"Kew on a Plate"
If the above television programme comes to "Food Network", or any other
US TV channel, I recommend you watch it. It's based at Kew Gardens, "a botanical garden in southwest London that houses the largest and most diverse botanical and mycological collections in the world ".There's a small garden set up for the programme which covers a year in growing and cooking

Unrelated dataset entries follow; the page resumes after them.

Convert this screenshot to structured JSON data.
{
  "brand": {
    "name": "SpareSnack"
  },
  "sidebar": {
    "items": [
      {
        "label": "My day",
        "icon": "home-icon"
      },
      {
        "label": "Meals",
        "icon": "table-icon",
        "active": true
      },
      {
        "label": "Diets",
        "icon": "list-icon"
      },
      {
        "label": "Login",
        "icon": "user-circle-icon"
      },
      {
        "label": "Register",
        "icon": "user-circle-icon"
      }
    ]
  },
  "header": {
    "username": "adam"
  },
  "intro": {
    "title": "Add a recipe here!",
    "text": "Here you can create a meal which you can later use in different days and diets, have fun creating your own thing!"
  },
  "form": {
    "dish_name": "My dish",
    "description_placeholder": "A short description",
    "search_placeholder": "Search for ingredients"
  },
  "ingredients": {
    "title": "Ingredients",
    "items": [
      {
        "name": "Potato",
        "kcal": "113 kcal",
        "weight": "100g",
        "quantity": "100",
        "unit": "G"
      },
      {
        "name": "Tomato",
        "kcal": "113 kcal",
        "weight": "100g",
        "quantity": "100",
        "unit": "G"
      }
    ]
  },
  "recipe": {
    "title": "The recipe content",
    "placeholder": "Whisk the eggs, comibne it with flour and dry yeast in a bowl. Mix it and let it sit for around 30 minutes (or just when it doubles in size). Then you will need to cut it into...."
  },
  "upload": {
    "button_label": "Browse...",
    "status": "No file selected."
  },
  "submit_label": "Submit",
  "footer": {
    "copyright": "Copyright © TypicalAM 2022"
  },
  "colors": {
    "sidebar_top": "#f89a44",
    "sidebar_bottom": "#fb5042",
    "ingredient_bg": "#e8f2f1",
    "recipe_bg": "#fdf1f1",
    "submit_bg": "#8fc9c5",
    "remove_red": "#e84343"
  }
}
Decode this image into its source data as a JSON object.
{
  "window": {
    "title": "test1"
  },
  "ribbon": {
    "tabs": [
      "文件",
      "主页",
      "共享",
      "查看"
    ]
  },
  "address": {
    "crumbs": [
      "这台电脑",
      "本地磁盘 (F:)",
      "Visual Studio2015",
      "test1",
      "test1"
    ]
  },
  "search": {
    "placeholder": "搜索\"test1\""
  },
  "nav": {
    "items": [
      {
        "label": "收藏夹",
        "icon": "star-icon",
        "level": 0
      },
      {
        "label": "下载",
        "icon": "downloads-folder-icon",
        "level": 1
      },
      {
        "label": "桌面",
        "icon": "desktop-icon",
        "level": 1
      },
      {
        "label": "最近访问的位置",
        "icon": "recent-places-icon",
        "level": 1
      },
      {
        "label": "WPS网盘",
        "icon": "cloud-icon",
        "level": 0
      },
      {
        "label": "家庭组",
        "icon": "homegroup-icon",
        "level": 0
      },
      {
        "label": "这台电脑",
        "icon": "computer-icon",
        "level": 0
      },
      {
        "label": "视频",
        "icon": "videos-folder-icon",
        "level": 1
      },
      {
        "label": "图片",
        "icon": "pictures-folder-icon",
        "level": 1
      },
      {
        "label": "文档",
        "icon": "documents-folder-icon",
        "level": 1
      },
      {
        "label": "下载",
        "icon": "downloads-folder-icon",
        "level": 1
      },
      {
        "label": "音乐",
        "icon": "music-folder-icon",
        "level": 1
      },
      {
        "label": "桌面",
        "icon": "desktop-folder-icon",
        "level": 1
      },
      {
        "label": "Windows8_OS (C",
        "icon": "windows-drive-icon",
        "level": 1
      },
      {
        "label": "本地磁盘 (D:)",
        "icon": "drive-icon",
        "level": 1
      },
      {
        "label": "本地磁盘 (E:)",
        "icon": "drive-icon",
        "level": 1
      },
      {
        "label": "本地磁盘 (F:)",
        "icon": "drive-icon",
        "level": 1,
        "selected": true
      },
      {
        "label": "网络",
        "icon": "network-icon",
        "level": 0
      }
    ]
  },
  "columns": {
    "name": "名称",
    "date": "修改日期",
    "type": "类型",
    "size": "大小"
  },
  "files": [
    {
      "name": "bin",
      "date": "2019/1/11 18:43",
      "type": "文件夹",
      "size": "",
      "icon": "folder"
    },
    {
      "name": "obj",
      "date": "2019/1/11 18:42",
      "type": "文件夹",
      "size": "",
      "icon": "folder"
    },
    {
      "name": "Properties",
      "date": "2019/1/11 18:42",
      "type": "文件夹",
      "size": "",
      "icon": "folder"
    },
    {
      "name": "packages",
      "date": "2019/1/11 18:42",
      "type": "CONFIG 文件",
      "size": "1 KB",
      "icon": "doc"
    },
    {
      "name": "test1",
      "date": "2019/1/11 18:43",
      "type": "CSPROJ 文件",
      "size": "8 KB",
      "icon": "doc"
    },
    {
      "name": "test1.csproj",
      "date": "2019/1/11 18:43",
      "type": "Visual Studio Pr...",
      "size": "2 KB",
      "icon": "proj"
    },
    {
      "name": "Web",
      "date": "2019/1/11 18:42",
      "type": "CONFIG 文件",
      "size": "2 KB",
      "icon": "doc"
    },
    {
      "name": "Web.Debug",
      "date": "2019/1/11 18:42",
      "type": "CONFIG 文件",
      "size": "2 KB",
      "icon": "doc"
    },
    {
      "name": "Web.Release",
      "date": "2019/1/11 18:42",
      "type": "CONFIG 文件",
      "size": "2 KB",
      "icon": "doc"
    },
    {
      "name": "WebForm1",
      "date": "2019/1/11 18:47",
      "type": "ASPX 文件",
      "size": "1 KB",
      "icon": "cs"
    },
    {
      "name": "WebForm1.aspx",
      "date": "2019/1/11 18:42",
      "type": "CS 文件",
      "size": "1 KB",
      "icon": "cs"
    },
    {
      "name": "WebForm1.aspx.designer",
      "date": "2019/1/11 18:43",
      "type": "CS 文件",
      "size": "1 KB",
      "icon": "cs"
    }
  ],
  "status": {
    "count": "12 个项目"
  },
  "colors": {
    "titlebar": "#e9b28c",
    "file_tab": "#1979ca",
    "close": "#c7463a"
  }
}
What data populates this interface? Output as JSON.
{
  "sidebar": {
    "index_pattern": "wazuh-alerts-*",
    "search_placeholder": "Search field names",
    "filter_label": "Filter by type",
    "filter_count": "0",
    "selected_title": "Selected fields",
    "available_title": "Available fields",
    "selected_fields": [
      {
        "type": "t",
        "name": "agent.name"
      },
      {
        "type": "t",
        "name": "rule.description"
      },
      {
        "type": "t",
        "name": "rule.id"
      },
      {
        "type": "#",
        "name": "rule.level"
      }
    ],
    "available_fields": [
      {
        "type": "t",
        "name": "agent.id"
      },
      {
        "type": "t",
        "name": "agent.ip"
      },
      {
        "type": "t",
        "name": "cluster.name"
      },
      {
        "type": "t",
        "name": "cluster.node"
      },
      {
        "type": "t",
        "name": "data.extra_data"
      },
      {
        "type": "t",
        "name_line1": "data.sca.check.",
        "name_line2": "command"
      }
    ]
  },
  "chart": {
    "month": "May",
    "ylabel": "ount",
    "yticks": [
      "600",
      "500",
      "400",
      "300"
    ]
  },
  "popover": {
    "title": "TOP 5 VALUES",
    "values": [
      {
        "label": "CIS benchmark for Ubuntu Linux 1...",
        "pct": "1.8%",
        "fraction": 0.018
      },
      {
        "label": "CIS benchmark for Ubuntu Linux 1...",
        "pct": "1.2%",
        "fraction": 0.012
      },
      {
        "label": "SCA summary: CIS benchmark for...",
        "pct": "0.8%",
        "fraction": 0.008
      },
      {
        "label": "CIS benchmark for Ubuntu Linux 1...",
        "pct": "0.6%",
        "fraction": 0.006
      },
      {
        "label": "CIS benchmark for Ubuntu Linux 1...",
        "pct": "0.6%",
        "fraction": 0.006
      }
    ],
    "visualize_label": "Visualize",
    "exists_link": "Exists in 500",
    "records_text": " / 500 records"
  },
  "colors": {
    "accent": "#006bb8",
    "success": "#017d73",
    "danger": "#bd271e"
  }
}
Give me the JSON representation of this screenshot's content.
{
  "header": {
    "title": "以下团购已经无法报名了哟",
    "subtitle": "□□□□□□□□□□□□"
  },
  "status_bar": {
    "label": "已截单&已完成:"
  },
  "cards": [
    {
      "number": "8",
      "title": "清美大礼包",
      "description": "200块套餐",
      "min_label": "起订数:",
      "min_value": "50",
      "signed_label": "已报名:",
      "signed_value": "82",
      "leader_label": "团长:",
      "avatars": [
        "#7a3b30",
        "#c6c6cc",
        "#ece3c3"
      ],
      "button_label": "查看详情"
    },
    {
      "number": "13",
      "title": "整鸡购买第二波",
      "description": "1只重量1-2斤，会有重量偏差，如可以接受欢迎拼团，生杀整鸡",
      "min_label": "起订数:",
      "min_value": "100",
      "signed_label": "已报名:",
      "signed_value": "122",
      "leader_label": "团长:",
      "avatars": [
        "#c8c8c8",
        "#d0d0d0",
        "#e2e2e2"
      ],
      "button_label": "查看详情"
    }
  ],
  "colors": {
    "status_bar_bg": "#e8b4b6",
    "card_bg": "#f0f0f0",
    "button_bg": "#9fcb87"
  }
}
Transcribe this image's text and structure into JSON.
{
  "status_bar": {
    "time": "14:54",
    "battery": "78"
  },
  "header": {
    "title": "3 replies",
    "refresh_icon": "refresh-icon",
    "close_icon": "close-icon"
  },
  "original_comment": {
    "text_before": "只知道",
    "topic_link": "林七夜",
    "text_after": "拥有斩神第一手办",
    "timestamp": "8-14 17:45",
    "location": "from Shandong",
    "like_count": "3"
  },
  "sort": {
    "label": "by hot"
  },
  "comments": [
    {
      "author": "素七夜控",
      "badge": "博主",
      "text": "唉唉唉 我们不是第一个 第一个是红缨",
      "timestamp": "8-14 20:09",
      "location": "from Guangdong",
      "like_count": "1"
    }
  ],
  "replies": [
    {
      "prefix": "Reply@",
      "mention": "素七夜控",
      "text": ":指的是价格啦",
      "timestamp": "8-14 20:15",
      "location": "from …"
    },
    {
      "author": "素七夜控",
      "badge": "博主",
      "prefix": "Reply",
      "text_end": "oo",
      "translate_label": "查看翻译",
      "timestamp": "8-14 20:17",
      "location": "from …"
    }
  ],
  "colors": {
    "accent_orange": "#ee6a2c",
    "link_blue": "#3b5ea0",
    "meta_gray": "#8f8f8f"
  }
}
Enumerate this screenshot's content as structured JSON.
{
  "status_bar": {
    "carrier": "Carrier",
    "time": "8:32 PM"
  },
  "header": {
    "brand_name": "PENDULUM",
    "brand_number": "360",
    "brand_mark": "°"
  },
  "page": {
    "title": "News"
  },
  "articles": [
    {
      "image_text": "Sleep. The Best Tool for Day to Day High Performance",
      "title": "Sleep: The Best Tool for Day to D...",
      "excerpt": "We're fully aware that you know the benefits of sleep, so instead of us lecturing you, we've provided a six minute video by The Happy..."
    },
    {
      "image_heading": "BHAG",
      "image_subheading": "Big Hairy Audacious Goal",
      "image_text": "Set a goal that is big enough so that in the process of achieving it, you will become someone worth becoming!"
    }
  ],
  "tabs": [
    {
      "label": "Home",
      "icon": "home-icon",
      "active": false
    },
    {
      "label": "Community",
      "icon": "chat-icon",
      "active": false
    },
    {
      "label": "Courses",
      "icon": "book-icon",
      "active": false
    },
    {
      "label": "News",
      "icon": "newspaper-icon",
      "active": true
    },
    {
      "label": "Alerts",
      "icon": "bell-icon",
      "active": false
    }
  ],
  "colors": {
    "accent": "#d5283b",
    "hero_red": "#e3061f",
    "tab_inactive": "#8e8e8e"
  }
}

It has Raymond Blanc demo'ing dishes made from the produce grown on site. Ruth Goodman, a food historian, demo's old recipes and Kate Humble "investigates" other aspects of seasonal farming - this week she was looking into the "Onion Johnnies" from Brittany in France, who hawked strings of "Rose de Roskoff" onions around Britain (and a few still do). I remember seeing them in Wales when I was in college there. She also did a piece this week about traditional cider making - cider, over here, is an alcoholic drink and only the very foolish drink too much of the traditional stuff at a time - definitely not on a par with Coca Cola" or "7-up"!!!
The programme had reached autumn his week and they had been growing pumpkins among other things. Ruth Goodman demo'ed a dish made by the early settlers in America (pumpkins were apparently a staple food before they sorted out successful wheat-growing as I expect you are very aware - I'm sure it's dinned into American primary school children). It was a sort of egg custard baked in a de-seeded pumpkin. I'd like to have a go at that one sometime.
(If you don't know Raymond Bland, he's French, old & not particularly good-looking but he could make a plain rice pudding look sexy!!! I may be pushing 70 and supposed to be past these things but if he cooked for me I'd be putty in his hands!)
Don’t look for the light at the end of the tunnel. Stomp along and switch the bl**dy thing on yourself.